## Items from an interface collection
=== Begin Enclosure ===

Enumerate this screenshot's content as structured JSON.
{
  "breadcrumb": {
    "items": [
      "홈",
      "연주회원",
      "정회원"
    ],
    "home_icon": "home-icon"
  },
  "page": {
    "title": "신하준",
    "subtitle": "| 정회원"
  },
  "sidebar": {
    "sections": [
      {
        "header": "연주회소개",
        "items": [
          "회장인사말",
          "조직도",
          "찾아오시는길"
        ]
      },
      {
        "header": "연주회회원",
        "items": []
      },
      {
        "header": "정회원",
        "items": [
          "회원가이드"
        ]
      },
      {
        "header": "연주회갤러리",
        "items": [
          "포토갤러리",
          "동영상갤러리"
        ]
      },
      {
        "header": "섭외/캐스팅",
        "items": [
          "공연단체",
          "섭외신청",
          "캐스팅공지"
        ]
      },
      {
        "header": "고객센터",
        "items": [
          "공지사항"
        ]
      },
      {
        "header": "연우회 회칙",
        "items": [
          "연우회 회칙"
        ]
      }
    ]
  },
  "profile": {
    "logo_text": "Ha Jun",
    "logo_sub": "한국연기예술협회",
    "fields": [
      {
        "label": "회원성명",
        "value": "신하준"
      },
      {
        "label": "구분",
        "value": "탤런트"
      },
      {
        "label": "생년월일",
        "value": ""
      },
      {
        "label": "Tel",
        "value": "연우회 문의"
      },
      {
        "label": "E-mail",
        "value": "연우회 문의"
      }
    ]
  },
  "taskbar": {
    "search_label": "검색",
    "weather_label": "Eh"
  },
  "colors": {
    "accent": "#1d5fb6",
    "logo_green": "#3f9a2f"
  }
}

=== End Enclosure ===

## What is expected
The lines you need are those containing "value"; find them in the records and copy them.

## Result of this task
        "value": "신하준"
        "value": "탤런트"
        "value": ""
        "value": "연우회 문의"
        "value": "연우회 문의"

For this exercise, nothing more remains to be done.